[Data listing]
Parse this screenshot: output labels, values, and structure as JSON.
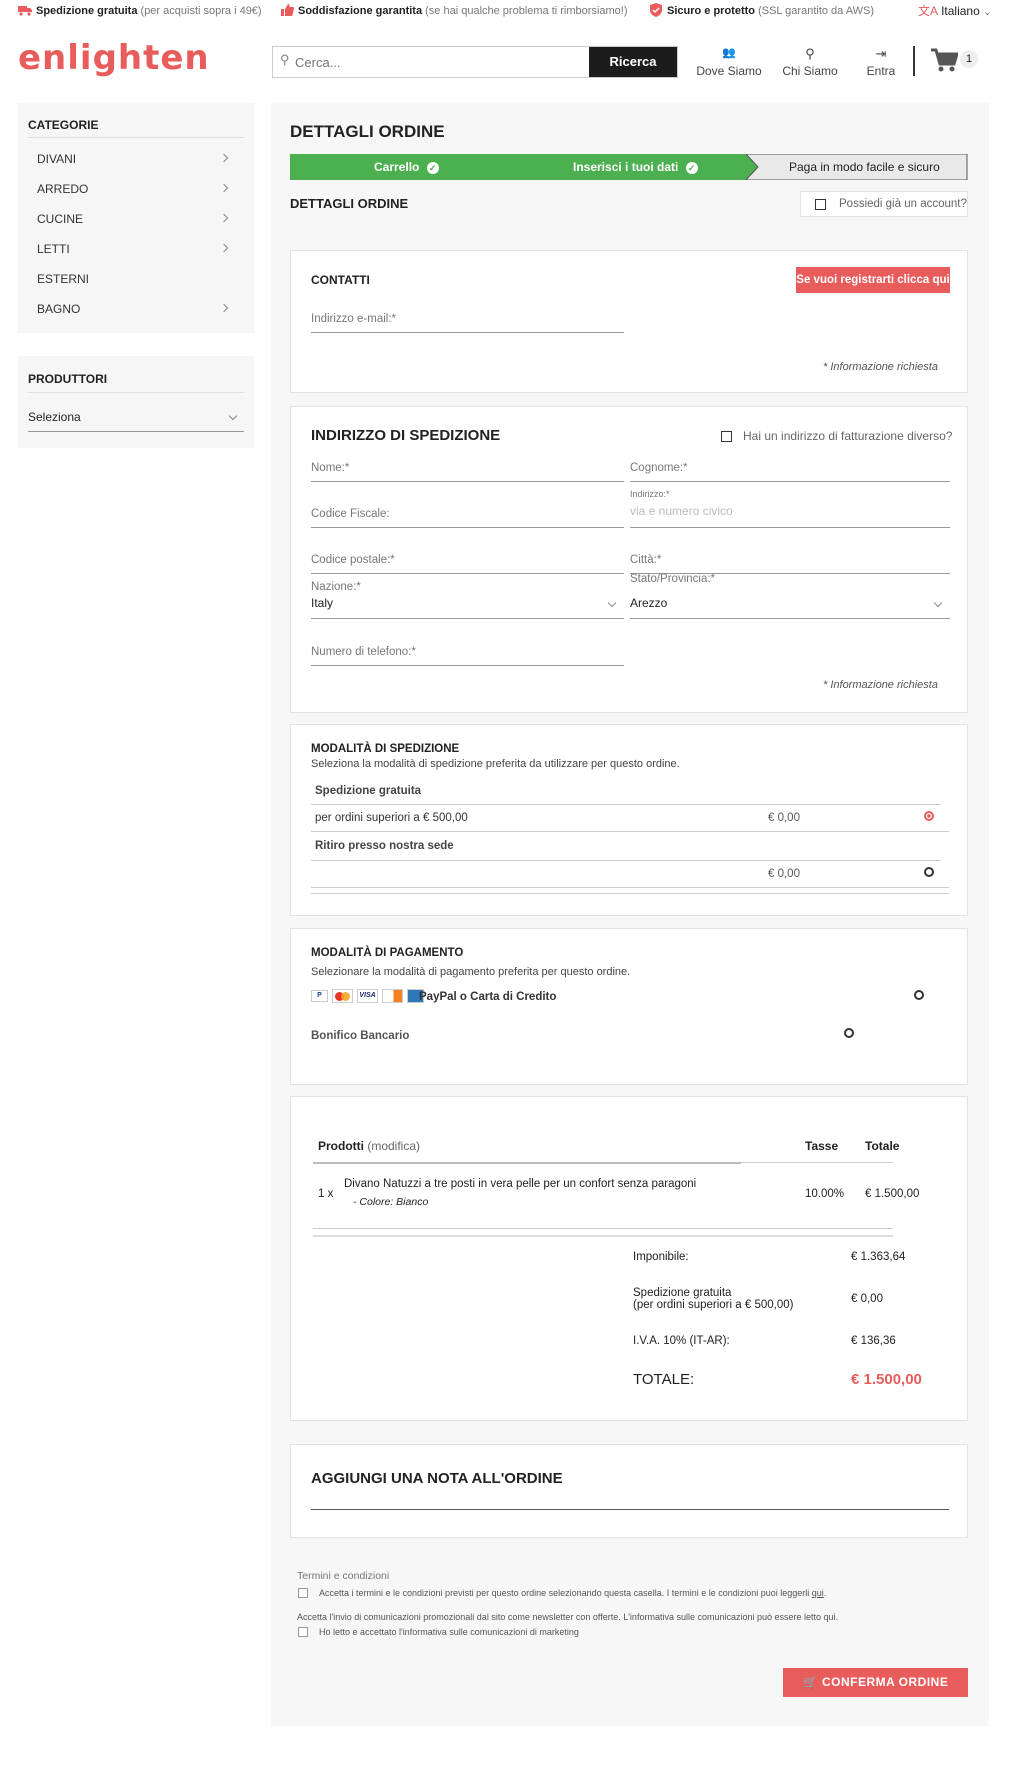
{
  "topbar": {
    "item1_bold": "Spedizione gratuita",
    "item1_rest": "(per acquisti sopra i 49€)",
    "item2_bold": "Soddisfazione garantita",
    "item2_rest": "(se hai qualche problema ti rimborsiamo!)",
    "item3_bold": "Sicuro e protetto",
    "item3_rest": "(SSL garantito da AWS)",
    "language": "Italiano"
  },
  "header": {
    "logo": "enlighten",
    "search_placeholder": "Cerca...",
    "search_button": "Ricerca",
    "nav_dove": "Dove Siamo",
    "nav_chi": "Chi Siamo",
    "nav_entra": "Entra",
    "cart_count": "1"
  },
  "sidebar": {
    "categories_title": "CATEGORIE",
    "items": [
      {
        "label": "DIVANI"
      },
      {
        "label": "ARREDO"
      },
      {
        "label": "CUCINE"
      },
      {
        "label": "LETTI"
      },
      {
        "label": "ESTERNI"
      },
      {
        "label": "BAGNO"
      }
    ],
    "producers_title": "PRODUTTORI",
    "producers_select": "Seleziona"
  },
  "main": {
    "title": "DETTAGLI ORDINE",
    "steps": {
      "s1": "Carrello",
      "s2": "Inserisci i tuoi dati",
      "s3": "Paga in modo facile e sicuro"
    },
    "subtitle": "DETTAGLI ORDINE",
    "account_question": "Possiedi già un account?"
  },
  "contatti": {
    "title": "CONTATTI",
    "register_button": "Se vuoi registrarti clicca qui",
    "email_label": "Indirizzo e-mail:*",
    "required_note": "* Informazione richiesta"
  },
  "spedizione": {
    "title": "INDIRIZZO DI SPEDIZIONE",
    "billing_question": "Hai un indirizzo di fatturazione diverso?",
    "nome": "Nome:*",
    "cognome": "Cognome:*",
    "codice_fiscale": "Codice Fiscale:",
    "indirizzo_label": "Indirizzo:*",
    "indirizzo_placeholder": "via e numero civico",
    "cap": "Codice postale:*",
    "citta": "Città:*",
    "nazione_label": "Nazione:*",
    "nazione_value": "Italy",
    "stato_label": "Stato/Provincia:*",
    "stato_value": "Arezzo",
    "telefono": "Numero di telefono:*",
    "required_note": "* Informazione richiesta"
  },
  "modalita_spedizione": {
    "title": "MODALITÀ DI SPEDIZIONE",
    "description": "Seleziona la modalità di spedizione preferita da utilizzare per questo ordine.",
    "options": [
      {
        "name": "Spedizione gratuita",
        "detail": "per ordini superiori a € 500,00",
        "price": "€ 0,00"
      },
      {
        "name": "Ritiro presso nostra sede",
        "detail": "",
        "price": "€ 0,00"
      }
    ]
  },
  "pagamento": {
    "title": "MODALITÀ DI PAGAMENTO",
    "description": "Selezionare la modalità di pagamento preferita per questo ordine.",
    "paypal": "PayPal o Carta di Credito",
    "bonifico": "Bonifico Bancario",
    "card_visa": "VISA"
  },
  "riepilogo": {
    "col_prodotti": "Prodotti",
    "col_modifica": "(modifica)",
    "col_tasse": "Tasse",
    "col_totale": "Totale",
    "qty": "1 x",
    "product": "Divano Natuzzi a tre posti in vera pelle per un confort senza paragoni",
    "variant": "- Colore: Bianco",
    "tax": "10.00%",
    "total": "€ 1.500,00",
    "imponibile_label": "Imponibile:",
    "imponibile_value": "€ 1.363,64",
    "sped_label1": "Spedizione gratuita",
    "sped_label2": "(per ordini superiori a € 500,00)",
    "sped_value": "€ 0,00",
    "iva_label": "I.V.A. 10% (IT-AR):",
    "iva_value": "€ 136,36",
    "totale_label": "TOTALE:",
    "totale_value": "€ 1.500,00"
  },
  "nota": {
    "title": "AGGIUNGI UNA NOTA ALL'ORDINE"
  },
  "termini": {
    "title": "Termini e condizioni",
    "accept_text": "Accetta i termini e le condizioni previsti per questo ordine selezionando questa casella. I termini e le condizioni puoi leggerli",
    "link": "qui",
    "promo_text": "Accetta l'invio di comunicazioni promozionali dal sito come newsletter con offerte. L'informativa sulle comunicazioni può essere letto",
    "promo_link": "qui",
    "marketing_text": "Ho letto e accettato l'informativa sulle comunicazioni di marketing"
  },
  "confirm_button": "CONFERMA ORDINE",
  "colors": {
    "accent": "#e85c5c",
    "green": "#4caf50",
    "dark": "#222222"
  }
}
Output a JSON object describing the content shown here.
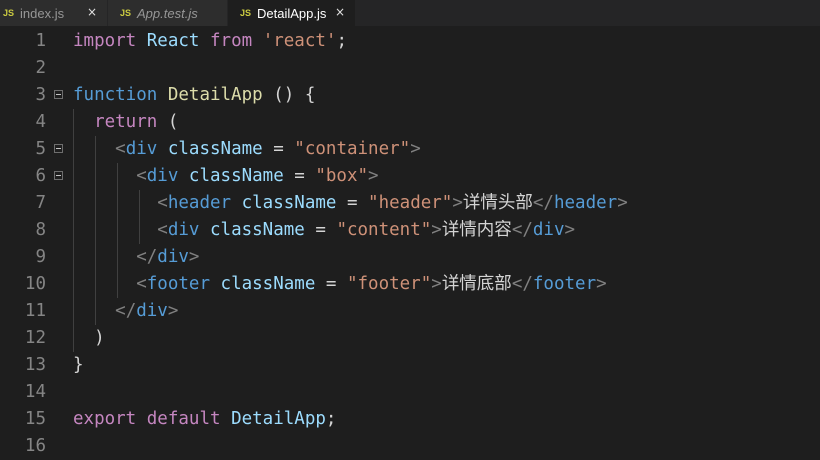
{
  "tabs": [
    {
      "badge": "JS",
      "label": "index.js",
      "close": "×",
      "active": false,
      "italic": false
    },
    {
      "badge": "JS",
      "label": "App.test.js",
      "active": false,
      "italic": true
    },
    {
      "badge": "JS",
      "label": "DetailApp.js",
      "close": "×",
      "active": true,
      "italic": false
    }
  ],
  "lines": [
    {
      "n": "1",
      "t": [
        [
          "kw",
          "import"
        ],
        [
          "op",
          " "
        ],
        [
          "var",
          "React"
        ],
        [
          "op",
          " "
        ],
        [
          "kw",
          "from"
        ],
        [
          "op",
          " "
        ],
        [
          "str",
          "'react'"
        ],
        [
          "op",
          ";"
        ]
      ]
    },
    {
      "n": "2",
      "t": []
    },
    {
      "n": "3",
      "t": [
        [
          "blue",
          "function"
        ],
        [
          "op",
          " "
        ],
        [
          "fn",
          "DetailApp"
        ],
        [
          "op",
          " () {"
        ]
      ]
    },
    {
      "n": "4",
      "t": [
        [
          "op",
          "  "
        ],
        [
          "kw",
          "return"
        ],
        [
          "op",
          " ("
        ]
      ]
    },
    {
      "n": "5",
      "t": [
        [
          "op",
          "    "
        ],
        [
          "br",
          "<"
        ],
        [
          "tag",
          "div"
        ],
        [
          "op",
          " "
        ],
        [
          "var",
          "className"
        ],
        [
          "op",
          " = "
        ],
        [
          "str",
          "\"container\""
        ],
        [
          "br",
          ">"
        ]
      ]
    },
    {
      "n": "6",
      "t": [
        [
          "op",
          "      "
        ],
        [
          "br",
          "<"
        ],
        [
          "tag",
          "div"
        ],
        [
          "op",
          " "
        ],
        [
          "var",
          "className"
        ],
        [
          "op",
          " = "
        ],
        [
          "str",
          "\"box\""
        ],
        [
          "br",
          ">"
        ]
      ]
    },
    {
      "n": "7",
      "t": [
        [
          "op",
          "        "
        ],
        [
          "br",
          "<"
        ],
        [
          "tag",
          "header"
        ],
        [
          "op",
          " "
        ],
        [
          "var",
          "className"
        ],
        [
          "op",
          " = "
        ],
        [
          "str",
          "\"header\""
        ],
        [
          "br",
          ">"
        ],
        [
          "cjk",
          "详情头部"
        ],
        [
          "br",
          "</"
        ],
        [
          "tag",
          "header"
        ],
        [
          "br",
          ">"
        ]
      ]
    },
    {
      "n": "8",
      "t": [
        [
          "op",
          "        "
        ],
        [
          "br",
          "<"
        ],
        [
          "tag",
          "div"
        ],
        [
          "op",
          " "
        ],
        [
          "var",
          "className"
        ],
        [
          "op",
          " = "
        ],
        [
          "str",
          "\"content\""
        ],
        [
          "br",
          ">"
        ],
        [
          "cjk",
          "详情内容"
        ],
        [
          "br",
          "</"
        ],
        [
          "tag",
          "div"
        ],
        [
          "br",
          ">"
        ]
      ]
    },
    {
      "n": "9",
      "t": [
        [
          "op",
          "      "
        ],
        [
          "br",
          "</"
        ],
        [
          "tag",
          "div"
        ],
        [
          "br",
          ">"
        ]
      ]
    },
    {
      "n": "10",
      "t": [
        [
          "op",
          "      "
        ],
        [
          "br",
          "<"
        ],
        [
          "tag",
          "footer"
        ],
        [
          "op",
          " "
        ],
        [
          "var",
          "className"
        ],
        [
          "op",
          " = "
        ],
        [
          "str",
          "\"footer\""
        ],
        [
          "br",
          ">"
        ],
        [
          "cjk",
          "详情底部"
        ],
        [
          "br",
          "</"
        ],
        [
          "tag",
          "footer"
        ],
        [
          "br",
          ">"
        ]
      ]
    },
    {
      "n": "11",
      "t": [
        [
          "op",
          "    "
        ],
        [
          "br",
          "</"
        ],
        [
          "tag",
          "div"
        ],
        [
          "br",
          ">"
        ]
      ]
    },
    {
      "n": "12",
      "t": [
        [
          "op",
          "  )"
        ]
      ]
    },
    {
      "n": "13",
      "t": [
        [
          "op",
          "}"
        ]
      ]
    },
    {
      "n": "14",
      "t": []
    },
    {
      "n": "15",
      "t": [
        [
          "kw",
          "export"
        ],
        [
          "op",
          " "
        ],
        [
          "kw",
          "default"
        ],
        [
          "op",
          " "
        ],
        [
          "var",
          "DetailApp"
        ],
        [
          "op",
          ";"
        ]
      ]
    },
    {
      "n": "16",
      "t": []
    }
  ],
  "fold_lines": [
    "3",
    "5",
    "6"
  ]
}
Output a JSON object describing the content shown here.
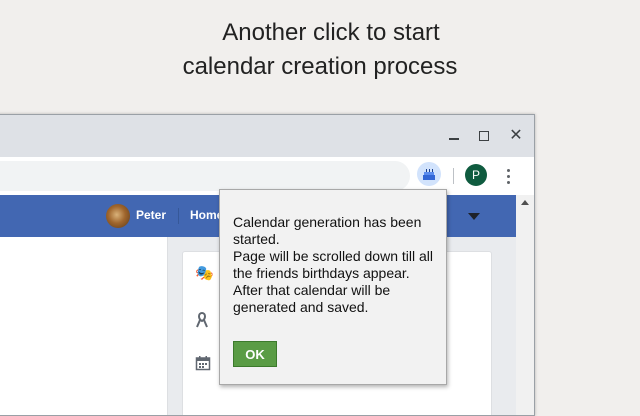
{
  "caption": {
    "line1": "Another click to start",
    "line2": "calendar creation process"
  },
  "browser": {
    "window_controls": [
      "minimize",
      "maximize",
      "close"
    ],
    "extension_icon": "birthday-cake-icon",
    "profile_initial": "P",
    "profile_color": "#0f5b3f"
  },
  "facebook": {
    "bar_color": "#4267b2",
    "user_name": "Peter",
    "nav_home": "Home"
  },
  "popup": {
    "messages": [
      "Calendar generation has been started.",
      "Page will be scrolled down till all the friends birthdays appear.",
      "After that calendar will be generated and saved."
    ],
    "ok_label": "OK",
    "ok_color": "#5a9c45"
  }
}
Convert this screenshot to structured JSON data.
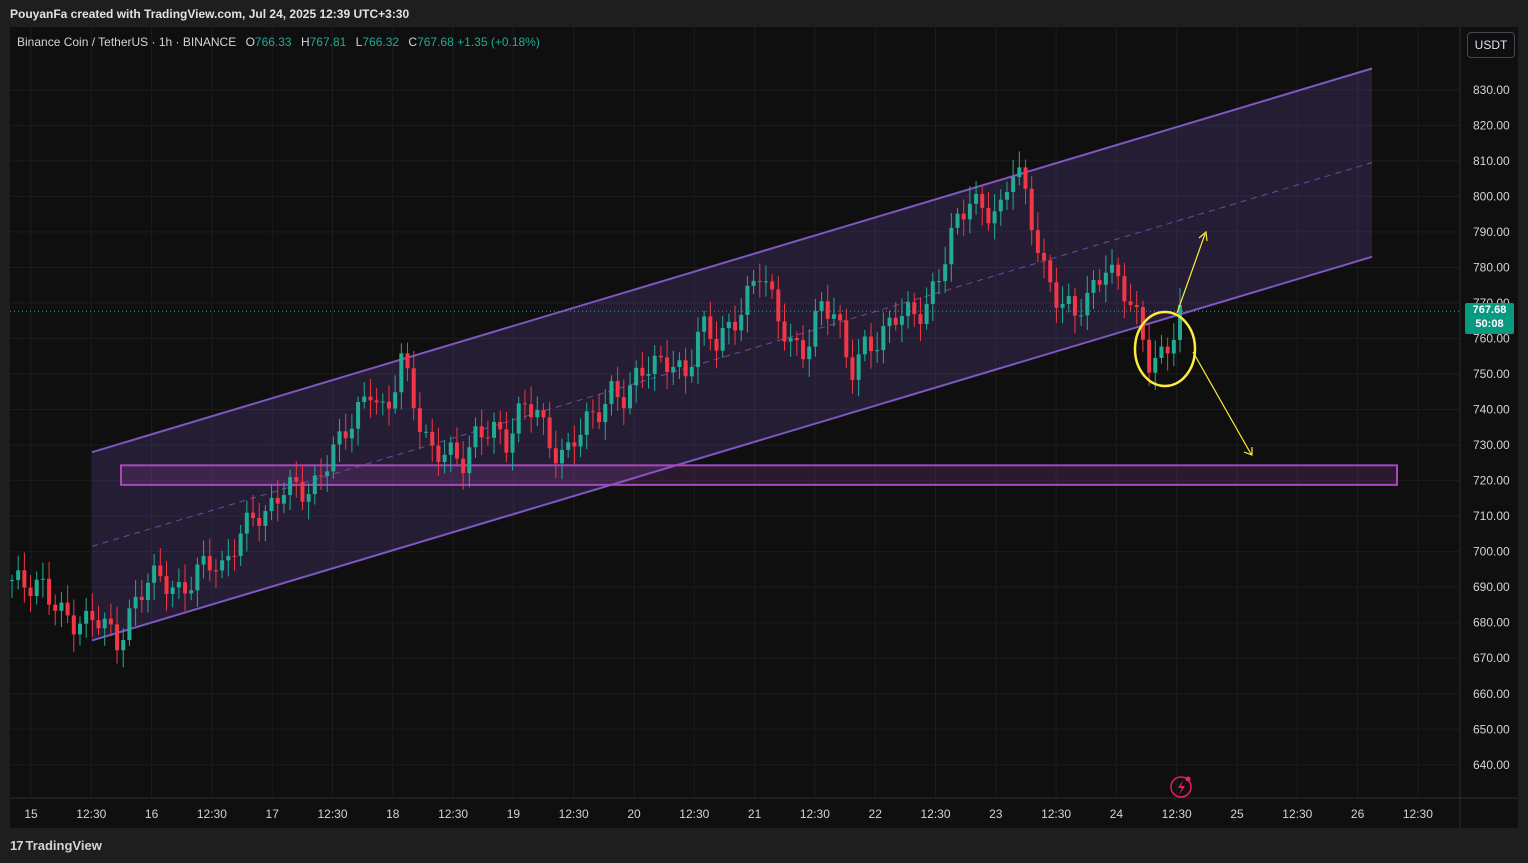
{
  "header": {
    "credit": "PouyanFa created with TradingView.com, Jul 24, 2025 12:39 UTC+3:30"
  },
  "legend": {
    "symbol": "Binance Coin / TetherUS · 1h · BINANCE",
    "open_label": "O",
    "open": "766.33",
    "high_label": "H",
    "high": "767.81",
    "low_label": "L",
    "low": "766.32",
    "close_label": "C",
    "close": "767.68",
    "change": "+1.35 (+0.18%)"
  },
  "currency_button": "USDT",
  "price_tag": {
    "price": "767.68",
    "countdown": "50:08"
  },
  "footer": {
    "brand": "TradingView",
    "logo_icon": "tradingview-logo-icon"
  },
  "colors": {
    "up": "#22ab94",
    "down": "#f23645",
    "channel": "#7e57c2",
    "zone": "#ab47bc",
    "annotation": "#ffeb3b",
    "background": "#0f0f0f"
  },
  "chart_data": {
    "type": "candlestick",
    "symbol": "BNBUSDT",
    "interval": "1h",
    "exchange": "BINANCE",
    "yaxis": {
      "ticks": [
        640,
        650,
        660,
        670,
        680,
        690,
        700,
        710,
        720,
        730,
        740,
        750,
        760,
        770,
        780,
        790,
        800,
        810,
        820,
        830
      ],
      "ylim": [
        633,
        848
      ]
    },
    "xaxis": {
      "ticks": [
        "15",
        "12:30",
        "16",
        "12:30",
        "17",
        "12:30",
        "18",
        "12:30",
        "19",
        "12:30",
        "20",
        "12:30",
        "21",
        "12:30",
        "22",
        "12:30",
        "23",
        "12:30",
        "24",
        "12:30",
        "25",
        "12:30",
        "26",
        "12:30"
      ]
    },
    "last_price": 767.68,
    "price_path": [
      [
        0,
        692
      ],
      [
        1,
        688
      ],
      [
        2,
        690
      ],
      [
        3,
        687
      ],
      [
        4,
        680
      ],
      [
        5,
        678
      ],
      [
        6,
        681
      ],
      [
        7,
        676
      ],
      [
        8,
        684
      ],
      [
        9,
        690
      ],
      [
        10,
        692
      ],
      [
        11,
        690
      ],
      [
        12,
        693
      ],
      [
        13,
        696
      ],
      [
        14,
        693
      ],
      [
        15,
        705
      ],
      [
        16,
        712
      ],
      [
        17,
        708
      ],
      [
        18,
        716
      ],
      [
        19,
        720
      ],
      [
        20,
        718
      ],
      [
        21,
        724
      ],
      [
        22,
        730
      ],
      [
        23,
        740
      ],
      [
        24,
        748
      ],
      [
        25,
        736
      ],
      [
        26,
        753
      ],
      [
        27,
        740
      ],
      [
        28,
        730
      ],
      [
        29,
        728
      ],
      [
        30,
        722
      ],
      [
        31,
        733
      ],
      [
        32,
        738
      ],
      [
        33,
        730
      ],
      [
        34,
        738
      ],
      [
        35,
        741
      ],
      [
        36,
        731
      ],
      [
        37,
        727
      ],
      [
        38,
        733
      ],
      [
        39,
        738
      ],
      [
        40,
        747
      ],
      [
        41,
        744
      ],
      [
        42,
        749
      ],
      [
        43,
        752
      ],
      [
        44,
        756
      ],
      [
        45,
        750
      ],
      [
        46,
        762
      ],
      [
        47,
        758
      ],
      [
        48,
        765
      ],
      [
        49,
        772
      ],
      [
        50,
        778
      ],
      [
        51,
        766
      ],
      [
        52,
        760
      ],
      [
        53,
        758
      ],
      [
        54,
        768
      ],
      [
        55,
        765
      ],
      [
        56,
        752
      ],
      [
        57,
        760
      ],
      [
        58,
        758
      ],
      [
        59,
        765
      ],
      [
        60,
        768
      ],
      [
        61,
        770
      ],
      [
        62,
        778
      ],
      [
        63,
        790
      ],
      [
        64,
        800
      ],
      [
        65,
        798
      ],
      [
        66,
        795
      ],
      [
        67,
        808
      ],
      [
        68,
        795
      ],
      [
        69,
        780
      ],
      [
        70,
        770
      ],
      [
        71,
        765
      ],
      [
        72,
        772
      ],
      [
        73,
        783
      ],
      [
        74,
        776
      ],
      [
        75,
        765
      ],
      [
        76,
        752
      ],
      [
        77,
        758
      ],
      [
        78,
        767.68
      ]
    ],
    "channel": {
      "upper": [
        [
          92,
          728
        ],
        [
          1372,
          836
        ]
      ],
      "lower": [
        [
          92,
          675
        ],
        [
          1372,
          783
        ]
      ],
      "mid": [
        [
          92,
          701.5
        ],
        [
          1372,
          809.5
        ]
      ]
    },
    "support_zone": {
      "top": 724.3,
      "bottom": 718.8
    },
    "annotations": [
      "circle around breakdown",
      "arrow up toward 790",
      "arrow down toward 728"
    ]
  }
}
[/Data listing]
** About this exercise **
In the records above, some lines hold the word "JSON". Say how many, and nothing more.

** Result for this exercise **
4